» **Exercise requirements**:
Return all of the material exactly; no line may be dropped.

» **Supplied entries**:
= Beginning of Section =

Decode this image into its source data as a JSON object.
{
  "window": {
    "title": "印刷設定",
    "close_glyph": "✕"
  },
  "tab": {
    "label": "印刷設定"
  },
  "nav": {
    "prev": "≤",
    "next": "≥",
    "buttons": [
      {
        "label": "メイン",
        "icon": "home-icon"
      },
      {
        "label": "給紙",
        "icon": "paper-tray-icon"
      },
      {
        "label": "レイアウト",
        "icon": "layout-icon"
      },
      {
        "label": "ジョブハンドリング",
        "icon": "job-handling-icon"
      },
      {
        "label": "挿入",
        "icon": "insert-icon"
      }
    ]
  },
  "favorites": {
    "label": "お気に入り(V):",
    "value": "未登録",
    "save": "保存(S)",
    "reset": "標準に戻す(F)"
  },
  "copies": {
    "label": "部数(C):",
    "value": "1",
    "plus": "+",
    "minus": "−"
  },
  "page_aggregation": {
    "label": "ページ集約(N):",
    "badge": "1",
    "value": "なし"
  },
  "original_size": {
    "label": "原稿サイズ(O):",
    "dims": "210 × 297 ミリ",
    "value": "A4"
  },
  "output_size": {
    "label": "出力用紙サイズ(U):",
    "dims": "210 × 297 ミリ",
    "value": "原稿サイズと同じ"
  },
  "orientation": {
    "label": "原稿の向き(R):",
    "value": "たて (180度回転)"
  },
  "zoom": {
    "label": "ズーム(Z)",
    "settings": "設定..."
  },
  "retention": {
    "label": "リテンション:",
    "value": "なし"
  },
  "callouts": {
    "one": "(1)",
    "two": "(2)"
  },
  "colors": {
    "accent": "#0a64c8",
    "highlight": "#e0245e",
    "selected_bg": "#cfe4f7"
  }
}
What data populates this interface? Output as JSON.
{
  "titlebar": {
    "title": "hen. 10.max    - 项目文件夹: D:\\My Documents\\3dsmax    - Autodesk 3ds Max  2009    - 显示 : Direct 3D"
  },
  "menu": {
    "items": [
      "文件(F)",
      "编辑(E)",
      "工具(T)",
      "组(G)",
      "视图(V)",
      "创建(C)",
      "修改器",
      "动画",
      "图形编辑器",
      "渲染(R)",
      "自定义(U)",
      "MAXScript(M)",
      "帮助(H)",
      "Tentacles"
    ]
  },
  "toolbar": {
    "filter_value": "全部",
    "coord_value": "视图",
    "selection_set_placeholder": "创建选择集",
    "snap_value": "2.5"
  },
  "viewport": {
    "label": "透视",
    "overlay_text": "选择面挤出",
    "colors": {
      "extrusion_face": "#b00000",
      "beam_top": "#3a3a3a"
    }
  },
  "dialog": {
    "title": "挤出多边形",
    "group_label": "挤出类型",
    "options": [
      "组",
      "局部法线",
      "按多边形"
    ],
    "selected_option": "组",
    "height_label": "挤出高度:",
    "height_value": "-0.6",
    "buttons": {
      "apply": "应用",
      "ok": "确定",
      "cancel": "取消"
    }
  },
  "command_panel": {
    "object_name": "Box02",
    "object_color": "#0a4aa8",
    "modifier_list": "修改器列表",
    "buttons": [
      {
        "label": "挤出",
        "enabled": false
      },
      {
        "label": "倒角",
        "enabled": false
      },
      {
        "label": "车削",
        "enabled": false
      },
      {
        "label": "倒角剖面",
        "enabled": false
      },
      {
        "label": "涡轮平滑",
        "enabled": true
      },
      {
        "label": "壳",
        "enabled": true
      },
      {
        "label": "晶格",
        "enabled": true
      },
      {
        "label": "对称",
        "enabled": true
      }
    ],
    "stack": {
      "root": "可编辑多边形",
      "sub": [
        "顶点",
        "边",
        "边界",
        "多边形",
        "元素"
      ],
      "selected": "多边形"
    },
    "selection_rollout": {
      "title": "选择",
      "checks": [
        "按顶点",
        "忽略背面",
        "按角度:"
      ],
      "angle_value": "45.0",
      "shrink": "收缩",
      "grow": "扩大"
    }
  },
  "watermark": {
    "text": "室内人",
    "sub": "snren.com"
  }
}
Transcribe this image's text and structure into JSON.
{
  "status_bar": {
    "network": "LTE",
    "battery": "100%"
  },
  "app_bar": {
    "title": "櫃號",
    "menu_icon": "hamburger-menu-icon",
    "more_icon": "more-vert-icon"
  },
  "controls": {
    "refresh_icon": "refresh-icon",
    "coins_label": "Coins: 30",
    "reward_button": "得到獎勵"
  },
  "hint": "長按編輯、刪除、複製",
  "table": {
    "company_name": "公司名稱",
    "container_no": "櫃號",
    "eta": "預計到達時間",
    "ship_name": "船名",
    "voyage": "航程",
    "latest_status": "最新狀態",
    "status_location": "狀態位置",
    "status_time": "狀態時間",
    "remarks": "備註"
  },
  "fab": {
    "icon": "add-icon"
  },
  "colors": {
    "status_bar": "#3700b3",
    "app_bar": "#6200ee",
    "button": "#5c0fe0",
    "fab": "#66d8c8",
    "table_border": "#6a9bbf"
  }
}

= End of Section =

» **Answer section**:
Decode this image into its source data as a JSON object.
{
  "window": {
    "title": "印刷設定",
    "close_glyph": "✕"
  },
  "tab": {
    "label": "印刷設定"
  },
  "nav": {
    "prev": "≤",
    "next": "≥",
    "buttons": [
      {
        "label": "メイン",
        "icon": "home-icon"
      },
      {
        "label": "給紙",
        "icon": "paper-tray-icon"
      },
      {
        "label": "レイアウト",
        "icon": "layout-icon"
      },
      {
        "label": "ジョブハンドリング",
        "icon": "job-handling-icon"
      },
      {
        "label": "挿入",
        "icon": "insert-icon"
      }
    ]
  },
  "favorites": {
    "label": "お気に入り(V):",
    "value": "未登録",
    "save": "保存(S)",
    "reset": "標準に戻す(F)"
  },
  "copies": {
    "label": "部数(C):",
    "value": "1",
    "plus": "+",
    "minus": "−"
  },
  "page_aggregation": {
    "label": "ページ集約(N):",
    "badge": "1",
    "value": "なし"
  },
  "original_size": {
    "label": "原稿サイズ(O):",
    "dims": "210 × 297 ミリ",
    "value": "A4"
  },
  "output_size": {
    "label": "出力用紙サイズ(U):",
    "dims": "210 × 297 ミリ",
    "value": "原稿サイズと同じ"
  },
  "orientation": {
    "label": "原稿の向き(R):",
    "value": "たて (180度回転)"
  },
  "zoom": {
    "label": "ズーム(Z)",
    "settings": "設定..."
  },
  "retention": {
    "label": "リテンション:",
    "value": "なし"
  },
  "callouts": {
    "one": "(1)",
    "two": "(2)"
  },
  "colors": {
    "accent": "#0a64c8",
    "highlight": "#e0245e",
    "selected_bg": "#cfe4f7"
  }
}
What data populates this interface? Output as JSON.
{
  "titlebar": {
    "title": "hen. 10.max    - 项目文件夹: D:\\My Documents\\3dsmax    - Autodesk 3ds Max  2009    - 显示 : Direct 3D"
  },
  "menu": {
    "items": [
      "文件(F)",
      "编辑(E)",
      "工具(T)",
      "组(G)",
      "视图(V)",
      "创建(C)",
      "修改器",
      "动画",
      "图形编辑器",
      "渲染(R)",
      "自定义(U)",
      "MAXScript(M)",
      "帮助(H)",
      "Tentacles"
    ]
  },
  "toolbar": {
    "filter_value": "全部",
    "coord_value": "视图",
    "selection_set_placeholder": "创建选择集",
    "snap_value": "2.5"
  },
  "viewport": {
    "label": "透视",
    "overlay_text": "选择面挤出",
    "colors": {
      "extrusion_face": "#b00000",
      "beam_top": "#3a3a3a"
    }
  },
  "dialog": {
    "title": "挤出多边形",
    "group_label": "挤出类型",
    "options": [
      "组",
      "局部法线",
      "按多边形"
    ],
    "selected_option": "组",
    "height_label": "挤出高度:",
    "height_value": "-0.6",
    "buttons": {
      "apply": "应用",
      "ok": "确定",
      "cancel": "取消"
    }
  },
  "command_panel": {
    "object_name": "Box02",
    "object_color": "#0a4aa8",
    "modifier_list": "修改器列表",
    "buttons": [
      {
        "label": "挤出",
        "enabled": false
      },
      {
        "label": "倒角",
        "enabled": false
      },
      {
        "label": "车削",
        "enabled": false
      },
      {
        "label": "倒角剖面",
        "enabled": false
      },
      {
        "label": "涡轮平滑",
        "enabled": true
      },
      {
        "label": "壳",
        "enabled": true
      },
      {
        "label": "晶格",
        "enabled": true
      },
      {
        "label": "对称",
        "enabled": true
      }
    ],
    "stack": {
      "root": "可编辑多边形",
      "sub": [
        "顶点",
        "边",
        "边界",
        "多边形",
        "元素"
      ],
      "selected": "多边形"
    },
    "selection_rollout": {
      "title": "选择",
      "checks": [
        "按顶点",
        "忽略背面",
        "按角度:"
      ],
      "angle_value": "45.0",
      "shrink": "收缩",
      "grow": "扩大"
    }
  },
  "watermark": {
    "text": "室内人",
    "sub": "snren.com"
  }
}
Transcribe this image's text and structure into JSON.
{
  "status_bar": {
    "network": "LTE",
    "battery": "100%"
  },
  "app_bar": {
    "title": "櫃號",
    "menu_icon": "hamburger-menu-icon",
    "more_icon": "more-vert-icon"
  },
  "controls": {
    "refresh_icon": "refresh-icon",
    "coins_label": "Coins: 30",
    "reward_button": "得到獎勵"
  },
  "hint": "長按編輯、刪除、複製",
  "table": {
    "company_name": "公司名稱",
    "container_no": "櫃號",
    "eta": "預計到達時間",
    "ship_name": "船名",
    "voyage": "航程",
    "latest_status": "最新狀態",
    "status_location": "狀態位置",
    "status_time": "狀態時間",
    "remarks": "備註"
  },
  "fab": {
    "icon": "add-icon"
  },
  "colors": {
    "status_bar": "#3700b3",
    "app_bar": "#6200ee",
    "button": "#5c0fe0",
    "fab": "#66d8c8",
    "table_border": "#6a9bbf"
  }
}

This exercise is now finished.